"I've had nightmares that make more sense than this."
If there was ever a time when the world seemed like it was in desperate need of another biting satire from the brilliant mind of Armando Iannucci, it is probably now. He’s proved very capable of handling contemporary politics in TV with ‘The Thick of It’ and ‘Veep’ while also finding time to show he has real cinematic talent by bringing the superb ‘In the Loop’. But now he has entirely new setting in the form of 1950s Russia, and if I trusted anyone to turn a story about history’s most notorious mass murderer into a hilarious comedy then it’s Iannucci.
Following the unexpected death of the leader of the Soviet Union, Joseph Stalin, a vicious and farcical power struggle breaks out between his closest advisors. These men who once lived in fear for their lives under the regime of Stalin now find themselves more likely to be offed by one of their allies as they become locked in a mission to ascend to power and take control of a major world power.
Iannucci has been known for his dark and politically motivated comedies, but ‘The Death of Stalin’ takes that to another level entirely. The dark moments are about as bleak as they come, and the comedy is about as funny as you’ll find in a cinema. It really is an astonishing feat of political satire that Iannucci has been able to bring forth this biting piece of socially relevant filmmaking that functions just as masterfully as a study of characters as it does of the entire regime they operate under. I cannot overstate what a brilliant tonal balance it is. Its thing to make jokes about cabinet meetings and congressional hearings, it’s another astral plane entirely to turn death camps, mass famine and civilian causalities into punchlines without ever coming across as tone deaf of degrading.
Make no mistake, Iannucci clearly has nothing but distaste for the world he presents in ‘The Death of Stalin’ as well as the characters that inhabit it. But he does seem utterly fascinated with them, and for the best part of 2 hours so are we as an audience. He has a fundamental understanding of the inherent ridiculousness behind politics and renders it in a way which anyone can understand. You don’t have to know anything about Russian history to understand the stakes in this film as they are made abundantly clear from the start. Though the dialogue heavy screenplay can be a bit weighty at times in terms of exposition, Iannucci places enough comedy throughout the movie to keep the viewer intrigued.
In fact sometimes confusion is an essential part of the plot itself. To see these characters immediately scrambling in a desperate effort to obtain power is hilarious in of itself, but to then then seem them abandon every one of their principles and ideologies on a whim depending upon when it suits them is even more hypocritically humorous. They become locked on psychological games that range from the deeply political to the incredibly petty. They jostle to earn favour with Stalin’s children, argue about who gets to stand where at his funeral and Iannucci even manages to render the simple act of people raising their hands to vote as comedic brilliance.
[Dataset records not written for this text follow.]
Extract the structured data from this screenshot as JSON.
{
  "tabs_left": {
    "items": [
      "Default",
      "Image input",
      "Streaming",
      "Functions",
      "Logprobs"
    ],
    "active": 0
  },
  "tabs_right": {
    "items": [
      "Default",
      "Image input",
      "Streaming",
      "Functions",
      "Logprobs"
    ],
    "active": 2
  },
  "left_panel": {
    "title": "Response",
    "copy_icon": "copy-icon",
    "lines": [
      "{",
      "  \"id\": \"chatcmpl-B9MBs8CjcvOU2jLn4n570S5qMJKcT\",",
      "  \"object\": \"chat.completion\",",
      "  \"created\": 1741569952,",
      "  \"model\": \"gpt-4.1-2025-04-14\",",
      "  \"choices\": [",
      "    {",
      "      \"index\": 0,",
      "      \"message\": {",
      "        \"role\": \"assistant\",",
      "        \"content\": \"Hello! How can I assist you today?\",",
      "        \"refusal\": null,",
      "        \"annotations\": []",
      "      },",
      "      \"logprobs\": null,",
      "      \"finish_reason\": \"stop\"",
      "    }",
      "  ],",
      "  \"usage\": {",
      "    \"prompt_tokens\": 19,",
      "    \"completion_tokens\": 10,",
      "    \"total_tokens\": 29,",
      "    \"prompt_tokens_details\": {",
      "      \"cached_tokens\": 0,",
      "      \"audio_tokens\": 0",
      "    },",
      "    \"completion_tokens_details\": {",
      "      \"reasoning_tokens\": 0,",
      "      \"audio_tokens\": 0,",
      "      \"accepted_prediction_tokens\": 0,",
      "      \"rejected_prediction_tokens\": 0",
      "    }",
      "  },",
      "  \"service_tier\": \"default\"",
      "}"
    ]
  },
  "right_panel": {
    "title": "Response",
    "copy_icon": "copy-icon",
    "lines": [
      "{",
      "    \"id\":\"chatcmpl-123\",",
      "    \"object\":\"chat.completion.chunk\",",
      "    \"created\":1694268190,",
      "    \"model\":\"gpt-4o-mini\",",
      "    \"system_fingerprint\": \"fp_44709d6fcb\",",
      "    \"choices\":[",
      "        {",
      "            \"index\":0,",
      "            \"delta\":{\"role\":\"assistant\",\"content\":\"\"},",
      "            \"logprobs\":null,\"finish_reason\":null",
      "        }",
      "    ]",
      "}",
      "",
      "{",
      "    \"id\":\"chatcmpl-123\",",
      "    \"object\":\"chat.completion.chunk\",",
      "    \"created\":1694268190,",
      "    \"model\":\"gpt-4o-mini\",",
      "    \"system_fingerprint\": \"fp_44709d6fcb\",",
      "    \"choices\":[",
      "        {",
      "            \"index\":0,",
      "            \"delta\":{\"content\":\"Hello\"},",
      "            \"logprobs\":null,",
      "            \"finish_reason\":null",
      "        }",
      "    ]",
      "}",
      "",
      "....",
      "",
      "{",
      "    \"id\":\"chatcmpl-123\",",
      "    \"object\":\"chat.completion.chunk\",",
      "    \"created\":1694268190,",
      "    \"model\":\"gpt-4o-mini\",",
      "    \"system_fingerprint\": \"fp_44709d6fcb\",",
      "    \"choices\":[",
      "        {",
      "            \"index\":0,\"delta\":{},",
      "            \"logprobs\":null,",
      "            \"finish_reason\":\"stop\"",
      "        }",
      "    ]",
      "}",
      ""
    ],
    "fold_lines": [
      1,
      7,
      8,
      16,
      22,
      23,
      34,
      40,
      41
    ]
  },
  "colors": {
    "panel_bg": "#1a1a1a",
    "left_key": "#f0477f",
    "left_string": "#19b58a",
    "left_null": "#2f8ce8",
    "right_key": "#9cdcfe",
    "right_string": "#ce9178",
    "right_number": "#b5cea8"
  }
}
But of course, the movie never lets the audience forget the darker implications behind each action. From the very first scene we understand exactly what the stakes are for these characters and what it means to live under the Stalin regime. It contrasts the absurdity of each situation with the grim undertones that motivates each one, which adds a bizarrely relatable element to proceedings. Obviously these are despicable people but you can’t help but empathise with their plight. They’ve all been trapped in a labyrinth of their own making and as the walls begin to crumble all they can do is ensure their own safety.
That is in turn what allows all of the performances in the film to be pitch perfect. The characters are written to be exaggerated and over the top, but also painfully human in terms of their flaws and motivations. Each performer has a brilliant habit of subverting the expectations that come attached to their character. They are each introduced in one light but as the film progresses we are allowed to see them in their true light. Steve Buscemi’s seemingly bumbling portrayal of Nikita Khrushchev slowly reveals itself to be a malicious and vindictive plotter. Rupert Friend on the other hand has almost the opposite arc as Stalin’s son, being introduced as a temperamental danger but eventually transitioning to a pitiful and redundant relic. The same can be said for every performance which never struggles to convey each transitioning mood of their characters.
Treading a miraculous line between horrifyingly bleak and hilariously satirical, ‘The Death of Stalin’ is a brilliantly penned piece of cinematic comedy.